Dude, people can get slimmer without exercising. The key is diet. A correct diet. Over generalizing the issue is shallow.

Road cycling, MTB cycling, running (like Haza) or any other form of exercise has to be done correctly and objectively. There is no short cut to get slimmer. Those build-up fat isn't there in a month, so stop expecting result in a month!

Quote #2

You can't eat egg if you are on diet!

My piece
Not entire correct. Egg is a source of protein apart from meat and others. Egg is cheap, easily available and easy to prepare. I ate a lot of eggs during my first 6 months of my diet program. But remember to totally get rid of the yolk.

As my diet coach told me, there's no such thing as bad food. The key is moderation. You can eat pasta, but ensure the healthy ingredients and calories intake. Doesn't mean high fiber bread is good for your health that you should finish the whole loaf in 1 sit.

If you need to reach my diet coach, drop me a line. His charge is quite reasonable ;)

Sunday, December 7, 2008

Langkap to Pasir Salak
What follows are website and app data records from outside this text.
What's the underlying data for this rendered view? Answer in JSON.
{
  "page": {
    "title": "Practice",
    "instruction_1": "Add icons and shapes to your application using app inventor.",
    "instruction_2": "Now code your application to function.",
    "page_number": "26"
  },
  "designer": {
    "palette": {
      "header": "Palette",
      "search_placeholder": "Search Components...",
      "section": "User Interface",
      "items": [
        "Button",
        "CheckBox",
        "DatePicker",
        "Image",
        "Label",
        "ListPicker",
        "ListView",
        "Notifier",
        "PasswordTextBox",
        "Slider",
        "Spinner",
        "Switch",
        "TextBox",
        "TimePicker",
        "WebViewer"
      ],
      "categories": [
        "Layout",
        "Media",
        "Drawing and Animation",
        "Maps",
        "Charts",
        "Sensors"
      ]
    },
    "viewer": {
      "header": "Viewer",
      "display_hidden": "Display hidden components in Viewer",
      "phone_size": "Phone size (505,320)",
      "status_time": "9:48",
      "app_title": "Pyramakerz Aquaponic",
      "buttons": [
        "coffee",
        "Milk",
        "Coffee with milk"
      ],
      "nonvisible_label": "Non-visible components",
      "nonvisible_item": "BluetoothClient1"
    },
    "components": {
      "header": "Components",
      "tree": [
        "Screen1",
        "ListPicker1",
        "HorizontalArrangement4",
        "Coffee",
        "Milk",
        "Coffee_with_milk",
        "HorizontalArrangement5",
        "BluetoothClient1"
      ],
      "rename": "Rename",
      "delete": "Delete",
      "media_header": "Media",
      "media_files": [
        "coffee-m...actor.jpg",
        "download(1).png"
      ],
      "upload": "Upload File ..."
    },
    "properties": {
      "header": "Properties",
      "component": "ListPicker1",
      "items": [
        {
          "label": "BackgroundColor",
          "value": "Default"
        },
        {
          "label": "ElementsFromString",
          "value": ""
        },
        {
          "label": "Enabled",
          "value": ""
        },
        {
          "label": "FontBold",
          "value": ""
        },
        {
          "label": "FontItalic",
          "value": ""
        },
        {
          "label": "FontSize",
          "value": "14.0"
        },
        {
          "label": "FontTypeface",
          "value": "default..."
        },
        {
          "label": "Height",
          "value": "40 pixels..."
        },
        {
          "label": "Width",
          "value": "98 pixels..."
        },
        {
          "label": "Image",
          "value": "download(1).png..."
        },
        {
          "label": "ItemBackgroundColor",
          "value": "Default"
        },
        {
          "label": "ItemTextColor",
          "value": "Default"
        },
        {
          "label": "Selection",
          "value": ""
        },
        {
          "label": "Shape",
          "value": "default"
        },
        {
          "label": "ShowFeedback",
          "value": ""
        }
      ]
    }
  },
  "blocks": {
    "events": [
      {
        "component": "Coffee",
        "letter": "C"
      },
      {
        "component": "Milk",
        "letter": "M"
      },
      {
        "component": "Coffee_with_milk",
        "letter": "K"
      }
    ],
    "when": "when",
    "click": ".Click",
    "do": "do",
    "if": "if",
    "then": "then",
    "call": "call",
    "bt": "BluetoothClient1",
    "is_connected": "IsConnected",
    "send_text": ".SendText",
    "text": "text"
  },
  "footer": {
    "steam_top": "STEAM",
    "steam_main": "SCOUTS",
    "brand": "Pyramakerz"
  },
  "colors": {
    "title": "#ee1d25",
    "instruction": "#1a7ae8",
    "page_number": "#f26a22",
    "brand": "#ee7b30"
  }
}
Yours truly
Photo of me doing 40km trip to Pasir Salak on Spesh. More photos once I reach civilisation with Internet access.

Finally, the keyboard version
I woke up early however muscle pain on my thigh a bit hesitate to cooperate with the plan. The plan was to do tarmac to Kompleks Sejarah Pasir Salak, 40km away from Langkap and return. After ding-dong with the decision, I drag my feet to proceed with the plan.

I left at about 10:30am, the weather looks promising with no sign of rain. Cranking at about 27km/h and trying to keep it up since the route almost flat. Saw a few stopover to serve my appetite however decided that it wasn't a good idea to have lemang, neither coconut water during this somewhat long journey.

Almost flat tarmac

Signage to my destination

By 12:30pm, I reached Kompleks Sejarah Pasir Salak. My plan to visit this historical place was hampered by the security guard who refused to let me safely park my Spesh beside the guard post. I believed that he was just carrying out his duty as per instruction and directed me to the information counter to ask for permission to park within the vicinity. Unprepared with proper lock, I decided to shelf the original idea instead I snapped a few photos below.

Solar clock

Terowong Sejarah

Observation tower: A view over Sungai Perak

Sungai Perak: A view from a bridge

Next plan... Langkap to Lumut, 90km. End December.

Wednesday, December 3, 2008

Cycle to work

I always looking forward for an assignment where I will "have" to spend a day at HQ. A trip about 18km in 40 minutes (moderate pace), I beat my travelling time by car, anytime. I opt for a route via Chow Kit since traffic is a bit low comparatively to Jalan Mahameru.

After preparing Shogun the night before, I left about 7:20am this morning and reached HQ slightly before 8:00am. Thanks to my luck on each traffic light junctions, it was green all the way. Secured my Shogun near the cafe and had mihun goreng breakfast while waiting my body temperature settling down. 8:15am, headed to Surau to wash myself and put on my office attire. By 8:25am, I clocked into the office.

I have a good start this morning :)

Note on photo above: Couldn't get proper place to dry up jersey, towel and helmet thus all cramping under visitor table. Merempat, nak buat cemana :)